Dave Steele has degrees in Medicine, Applied Psychology and Education. He has previously worked as an assistant for adults with learning disabilities, in psychology research (primarily schizophrenia and Alzheimer’s disease) and in an adolescent psychiatric. He has a particular interest in mental health stigma, having written blog posts previously on the subject (among myriad others). He has developed psychiatry teaching material on the stigma of mental illness, the diagnosis and management of delirium and measures of wellbeing. He is also interested in schizophrenia, old age psychiatry, liaison psychiatry and the organisation of mental health care. He can be found on Twitter, albeit talking about more varied (and most often nonsense) topics as @hullodave.
Dave Steele explores a recent literature review about the impact and measurement of social dysfunction in late life depression, which focuses on how wearable technology can be used to measure and support social functioning in older adults.
Dave Steele appraises a systematic review that reports music therapy combined with standard therapies is effective for treating depressive symptoms in older adults. He’s unconvinced by these claims and would like a bit more harmony in the evidence-base before striking up the band.

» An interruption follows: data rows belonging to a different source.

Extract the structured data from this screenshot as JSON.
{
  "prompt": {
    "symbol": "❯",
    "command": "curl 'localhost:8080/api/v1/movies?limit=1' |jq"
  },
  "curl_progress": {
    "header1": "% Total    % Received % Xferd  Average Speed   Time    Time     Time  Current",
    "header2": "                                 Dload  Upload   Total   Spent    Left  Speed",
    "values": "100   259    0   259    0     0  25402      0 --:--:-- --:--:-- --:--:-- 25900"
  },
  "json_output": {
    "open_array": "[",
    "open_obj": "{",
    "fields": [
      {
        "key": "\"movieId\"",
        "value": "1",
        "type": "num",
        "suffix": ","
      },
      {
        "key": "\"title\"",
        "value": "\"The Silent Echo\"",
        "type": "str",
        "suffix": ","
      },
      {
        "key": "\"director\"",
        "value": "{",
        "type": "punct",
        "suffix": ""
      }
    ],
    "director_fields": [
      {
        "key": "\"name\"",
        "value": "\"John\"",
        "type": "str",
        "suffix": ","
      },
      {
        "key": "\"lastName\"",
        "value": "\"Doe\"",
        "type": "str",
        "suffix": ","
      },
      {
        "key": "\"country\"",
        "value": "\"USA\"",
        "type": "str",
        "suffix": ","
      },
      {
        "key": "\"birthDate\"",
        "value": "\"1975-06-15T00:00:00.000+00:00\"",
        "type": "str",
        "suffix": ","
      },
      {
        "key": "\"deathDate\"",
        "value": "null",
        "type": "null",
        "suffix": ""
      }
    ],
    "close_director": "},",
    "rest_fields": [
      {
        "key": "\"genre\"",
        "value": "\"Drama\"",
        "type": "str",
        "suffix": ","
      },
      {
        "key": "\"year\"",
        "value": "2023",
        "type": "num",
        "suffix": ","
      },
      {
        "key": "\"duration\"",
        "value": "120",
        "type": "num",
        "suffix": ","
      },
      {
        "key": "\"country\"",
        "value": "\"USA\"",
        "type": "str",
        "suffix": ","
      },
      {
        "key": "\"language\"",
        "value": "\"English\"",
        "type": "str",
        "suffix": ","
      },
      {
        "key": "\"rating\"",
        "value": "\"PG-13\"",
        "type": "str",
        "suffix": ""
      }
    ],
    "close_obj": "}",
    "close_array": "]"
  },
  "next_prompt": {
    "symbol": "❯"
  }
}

David Steele considers the implications of a Swedish population registry study, which finds that people with eating disorders and their close relations are at increased risk for attempting and/or completing suicide.